I used to do this before I went into work, travelling in an hour earlier to sit in a coffee shop and learn, with this becoming my routine to learn not only about RPA but anything else I’m thinking about learning.
11. RPA reduces constant learning need
Once I’d understood the basic principles of RPA, I didn’t need to seek out any further knowledge to keep going. This I felt was the bonus of RPA, as I felt I had achieved what I set out to do, instead of being stuck in a perpetual learning cycle with no end in sight.
Other technologies I have learnt about required constant learning by having to revisit how things have changed drastically. With RPA, I found this isn’t necessarily the case, as the changes have been minuscule in comparison to other technologies, so easier to grasp.
With RPA, I just learnt how to do use the software and make it part of my life by making most of the things I would normally do manually, would instead be done automatically thanks to the power of the RPA software I was using.
In conclusion, I found it easy to learn about RPA, it’s principles were easy to understand and the RPA software I used, was straightforward to get to grips with the basic features.
I would recommend RPA as an excellent technology to learn, as it doesn’t have the technical baggage that most other technologies have.
I’ve started developing my programming skills in Python to take my RPA skills to the next level. I’m finding it easier to do this, as I only have to learn one thing, that’s Python as I have already learnt how to use the RPA tool.
*RPA makes things easier to do but it can also create security problems if used incorrectly. Always manually log into any financial or confidential website like a bank’s website and then run the RPA software to do any tasks you want.

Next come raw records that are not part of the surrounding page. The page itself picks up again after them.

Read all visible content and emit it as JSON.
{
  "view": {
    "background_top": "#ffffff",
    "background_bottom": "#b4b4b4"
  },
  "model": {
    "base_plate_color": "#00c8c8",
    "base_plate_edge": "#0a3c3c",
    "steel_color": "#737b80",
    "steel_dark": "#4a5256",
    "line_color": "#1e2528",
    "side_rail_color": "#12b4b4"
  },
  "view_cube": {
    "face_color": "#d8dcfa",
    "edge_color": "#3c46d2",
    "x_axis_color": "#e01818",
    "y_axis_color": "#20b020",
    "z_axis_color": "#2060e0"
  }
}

It is highly recommended you do not allow any RPA software to store any sensitive credentials like usernames, passwords or any personally identifiable information like social security numbers that could be used by malicious people if they managed to get hold of them.